*** Data records Section Begins ***

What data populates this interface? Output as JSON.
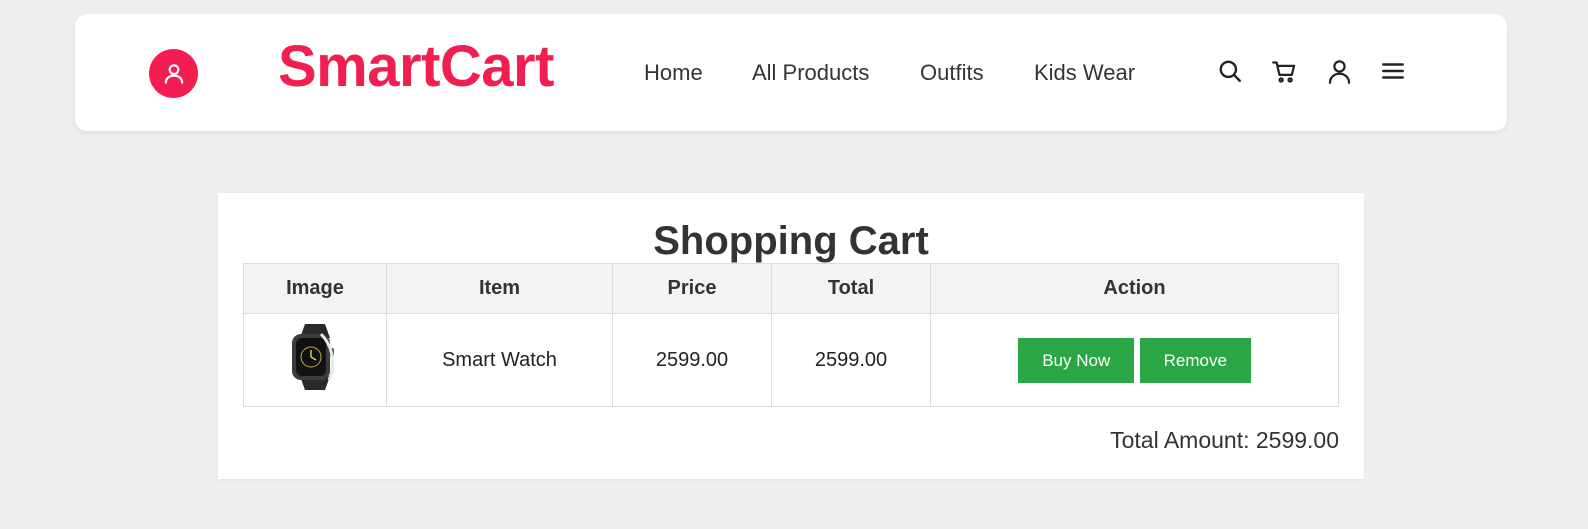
{
  "header": {
    "brand": "SmartCart",
    "nav": [
      "Home",
      "All Products",
      "Outfits",
      "Kids Wear"
    ],
    "icons": [
      "search-icon",
      "cart-icon",
      "user-icon",
      "menu-icon"
    ],
    "accent_color": "#f01f50"
  },
  "cart": {
    "title": "Shopping Cart",
    "columns": [
      "Image",
      "Item",
      "Price",
      "Total",
      "Action"
    ],
    "rows": [
      {
        "image": "smart-watch-image",
        "item": "Smart Watch",
        "price": "2599.00",
        "total": "2599.00",
        "buy_label": "Buy Now",
        "remove_label": "Remove"
      }
    ],
    "total_label": "Total Amount: 2599.00",
    "button_color": "#29a744"
  }
}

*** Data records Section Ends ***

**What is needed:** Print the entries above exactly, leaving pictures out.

**Task result:**
What data populates this interface? Output as JSON.
{
  "header": {
    "brand": "SmartCart",
    "nav": [
      "Home",
      "All Products",
      "Outfits",
      "Kids Wear"
    ],
    "icons": [
      "search-icon",
      "cart-icon",
      "user-icon",
      "menu-icon"
    ],
    "accent_color": "#f01f50"
  },
  "cart": {
    "title": "Shopping Cart",
    "columns": [
      "Image",
      "Item",
      "Price",
      "Total",
      "Action"
    ],
    "rows": [
      {
        "image": "smart-watch-image",
        "item": "Smart Watch",
        "price": "2599.00",
        "total": "2599.00",
        "buy_label": "Buy Now",
        "remove_label": "Remove"
      }
    ],
    "total_label": "Total Amount: 2599.00",
    "button_color": "#29a744"
  }
}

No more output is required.